◆ Problem statement ◆
Find every line below where the string "title" shows up, and copy those lines.

◆ Entries taken from a collection ◆
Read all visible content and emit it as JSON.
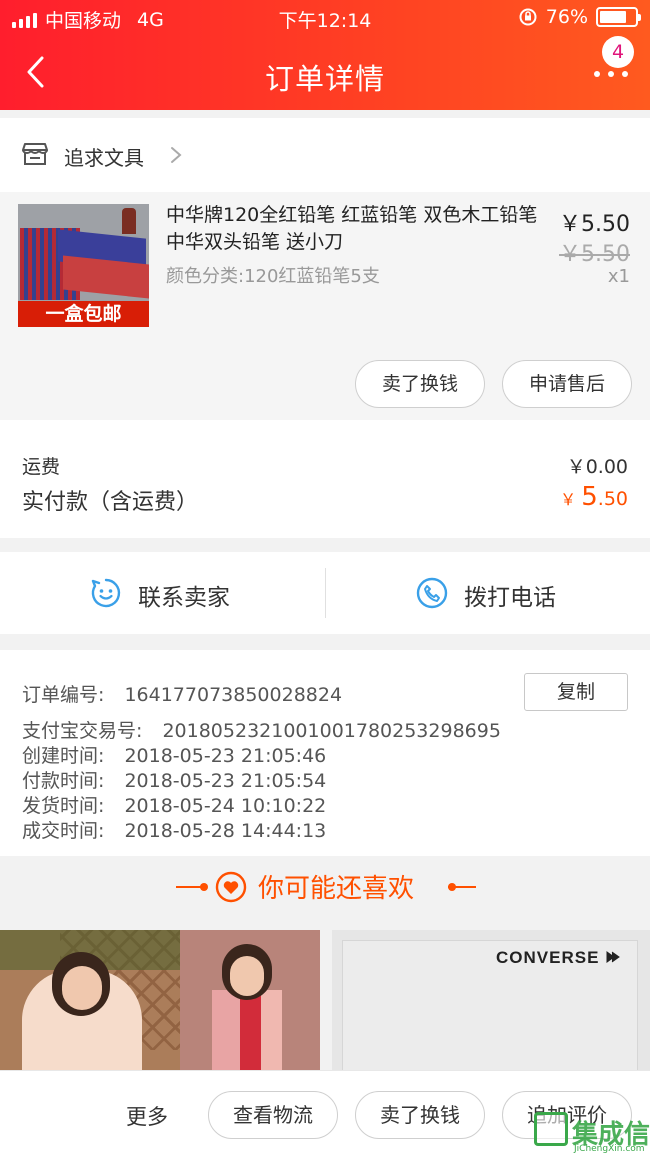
{
  "status_bar": {
    "carrier": "中国移动",
    "network": "4G",
    "time": "下午12:14",
    "battery_percent": "76%",
    "battery_level": 0.76
  },
  "nav": {
    "title": "订单详情",
    "notification_count": "4"
  },
  "shop": {
    "name": "追求文具"
  },
  "item": {
    "title": "中华牌120全红铅笔 红蓝铅笔 双色木工铅笔 中华双头铅笔 送小刀",
    "spec": "颜色分类:120红蓝铅笔5支",
    "thumbnail_banner": "一盒包邮",
    "price": "￥5.50",
    "original_price": "￥5.50",
    "quantity": "x1",
    "sell_button": "卖了换钱",
    "aftersale_button": "申请售后"
  },
  "fees": {
    "shipping_label": "运费",
    "shipping_value": "￥0.00",
    "paid_label": "实付款（含运费）",
    "paid_currency": "￥",
    "paid_int": "5",
    "paid_dec": ".50"
  },
  "contact": {
    "seller_label": "联系卖家",
    "phone_label": "拨打电话"
  },
  "order": {
    "number_label": "订单编号:",
    "number_value": "164177073850028824",
    "copy_button": "复制",
    "alipay_label": "支付宝交易号:",
    "alipay_value": "2018052321001001780253298695",
    "created_label": "创建时间:",
    "created_value": "2018-05-23 21:05:46",
    "paid_label": "付款时间:",
    "paid_value": "2018-05-23 21:05:54",
    "shipped_label": "发货时间:",
    "shipped_value": "2018-05-24 10:10:22",
    "closed_label": "成交时间:",
    "closed_value": "2018-05-28 14:44:13"
  },
  "recommend": {
    "title": "你可能还喜欢",
    "card2_brand": "CONVERSE"
  },
  "bottom_bar": {
    "more": "更多",
    "logistics_button": "查看物流",
    "sell_button": "卖了换钱",
    "review_button": "追加评价"
  },
  "watermark": {
    "text": "集成信",
    "domain": "JiChengXin.com"
  },
  "colors": {
    "header_red": "#ff2b2b",
    "accent_orange": "#ff5000",
    "contact_icon_blue": "#3aa0e8",
    "watermark_green": "#3aa84a"
  }
}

◆ Exercise result ◆
    "title": "订单详情",
    "title": "中华牌120全红铅笔 红蓝铅笔 双色木工铅笔 中华双头铅笔 送小刀",
    "title": "你可能还喜欢",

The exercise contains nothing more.